[[ DATA SHOWN, beginning ]]

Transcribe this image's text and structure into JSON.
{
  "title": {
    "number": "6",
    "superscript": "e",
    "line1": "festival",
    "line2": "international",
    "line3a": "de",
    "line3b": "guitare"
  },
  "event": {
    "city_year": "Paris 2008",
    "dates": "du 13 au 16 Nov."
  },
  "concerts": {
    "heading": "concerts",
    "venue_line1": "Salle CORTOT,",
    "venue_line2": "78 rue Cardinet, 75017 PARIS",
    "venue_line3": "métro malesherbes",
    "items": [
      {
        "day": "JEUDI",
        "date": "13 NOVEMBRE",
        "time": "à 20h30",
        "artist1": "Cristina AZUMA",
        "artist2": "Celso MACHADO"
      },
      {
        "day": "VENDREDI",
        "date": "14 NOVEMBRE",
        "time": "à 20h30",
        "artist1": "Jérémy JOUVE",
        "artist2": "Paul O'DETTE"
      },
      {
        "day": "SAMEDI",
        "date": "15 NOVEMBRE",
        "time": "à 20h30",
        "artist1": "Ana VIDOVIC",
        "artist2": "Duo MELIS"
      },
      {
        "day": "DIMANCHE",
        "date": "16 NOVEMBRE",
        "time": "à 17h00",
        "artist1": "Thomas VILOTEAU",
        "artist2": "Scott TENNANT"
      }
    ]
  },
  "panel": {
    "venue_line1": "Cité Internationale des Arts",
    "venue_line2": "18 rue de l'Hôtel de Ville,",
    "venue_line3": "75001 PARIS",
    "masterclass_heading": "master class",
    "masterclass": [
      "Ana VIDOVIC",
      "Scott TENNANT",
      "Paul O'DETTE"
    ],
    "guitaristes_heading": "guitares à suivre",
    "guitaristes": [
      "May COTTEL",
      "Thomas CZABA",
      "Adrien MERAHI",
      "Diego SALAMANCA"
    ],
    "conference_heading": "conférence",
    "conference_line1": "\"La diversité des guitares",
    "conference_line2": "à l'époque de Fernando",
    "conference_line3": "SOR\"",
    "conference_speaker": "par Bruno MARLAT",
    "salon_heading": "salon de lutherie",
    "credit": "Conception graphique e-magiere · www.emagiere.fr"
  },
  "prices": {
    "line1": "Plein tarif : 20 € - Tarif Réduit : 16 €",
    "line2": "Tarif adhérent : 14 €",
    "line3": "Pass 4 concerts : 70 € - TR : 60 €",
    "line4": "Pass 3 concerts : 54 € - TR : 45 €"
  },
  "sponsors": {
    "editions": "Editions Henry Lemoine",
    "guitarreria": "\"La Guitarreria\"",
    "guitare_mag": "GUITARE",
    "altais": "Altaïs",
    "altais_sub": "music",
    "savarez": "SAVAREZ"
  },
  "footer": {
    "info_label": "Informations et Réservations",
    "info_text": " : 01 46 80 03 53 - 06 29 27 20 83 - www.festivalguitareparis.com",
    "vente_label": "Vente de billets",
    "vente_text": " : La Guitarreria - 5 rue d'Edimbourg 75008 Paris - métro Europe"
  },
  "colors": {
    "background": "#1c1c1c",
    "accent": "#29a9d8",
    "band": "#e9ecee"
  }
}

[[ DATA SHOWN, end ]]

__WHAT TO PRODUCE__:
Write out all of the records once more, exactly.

__ANSWER FOR THIS EXERCISE__:
Transcribe this image's text and structure into JSON.
{
  "title": {
    "number": "6",
    "superscript": "e",
    "line1": "festival",
    "line2": "international",
    "line3a": "de",
    "line3b": "guitare"
  },
  "event": {
    "city_year": "Paris 2008",
    "dates": "du 13 au 16 Nov."
  },
  "concerts": {
    "heading": "concerts",
    "venue_line1": "Salle CORTOT,",
    "venue_line2": "78 rue Cardinet, 75017 PARIS",
    "venue_line3": "métro malesherbes",
    "items": [
      {
        "day": "JEUDI",
        "date": "13 NOVEMBRE",
        "time": "à 20h30",
        "artist1": "Cristina AZUMA",
        "artist2": "Celso MACHADO"
      },
      {
        "day": "VENDREDI",
        "date": "14 NOVEMBRE",
        "time": "à 20h30",
        "artist1": "Jérémy JOUVE",
        "artist2": "Paul O'DETTE"
      },
      {
        "day": "SAMEDI",
        "date": "15 NOVEMBRE",
        "time": "à 20h30",
        "artist1": "Ana VIDOVIC",
        "artist2": "Duo MELIS"
      },
      {
        "day": "DIMANCHE",
        "date": "16 NOVEMBRE",
        "time": "à 17h00",
        "artist1": "Thomas VILOTEAU",
        "artist2": "Scott TENNANT"
      }
    ]
  },
  "panel": {
    "venue_line1": "Cité Internationale des Arts",
    "venue_line2": "18 rue de l'Hôtel de Ville,",
    "venue_line3": "75001 PARIS",
    "masterclass_heading": "master class",
    "masterclass": [
      "Ana VIDOVIC",
      "Scott TENNANT",
      "Paul O'DETTE"
    ],
    "guitaristes_heading": "guitares à suivre",
    "guitaristes": [
      "May COTTEL",
      "Thomas CZABA",
      "Adrien MERAHI",
      "Diego SALAMANCA"
    ],
    "conference_heading": "conférence",
    "conference_line1": "\"La diversité des guitares",
    "conference_line2": "à l'époque de Fernando",
    "conference_line3": "SOR\"",
    "conference_speaker": "par Bruno MARLAT",
    "salon_heading": "salon de lutherie",
    "credit": "Conception graphique e-magiere · www.emagiere.fr"
  },
  "prices": {
    "line1": "Plein tarif : 20 € - Tarif Réduit : 16 €",
    "line2": "Tarif adhérent : 14 €",
    "line3": "Pass 4 concerts : 70 € - TR : 60 €",
    "line4": "Pass 3 concerts : 54 € - TR : 45 €"
  },
  "sponsors": {
    "editions": "Editions Henry Lemoine",
    "guitarreria": "\"La Guitarreria\"",
    "guitare_mag": "GUITARE",
    "altais": "Altaïs",
    "altais_sub": "music",
    "savarez": "SAVAREZ"
  },
  "footer": {
    "info_label": "Informations et Réservations",
    "info_text": " : 01 46 80 03 53 - 06 29 27 20 83 - www.festivalguitareparis.com",
    "vente_label": "Vente de billets",
    "vente_text": " : La Guitarreria - 5 rue d'Edimbourg 75008 Paris - métro Europe"
  },
  "colors": {
    "background": "#1c1c1c",
    "accent": "#29a9d8",
    "band": "#e9ecee"
  }
}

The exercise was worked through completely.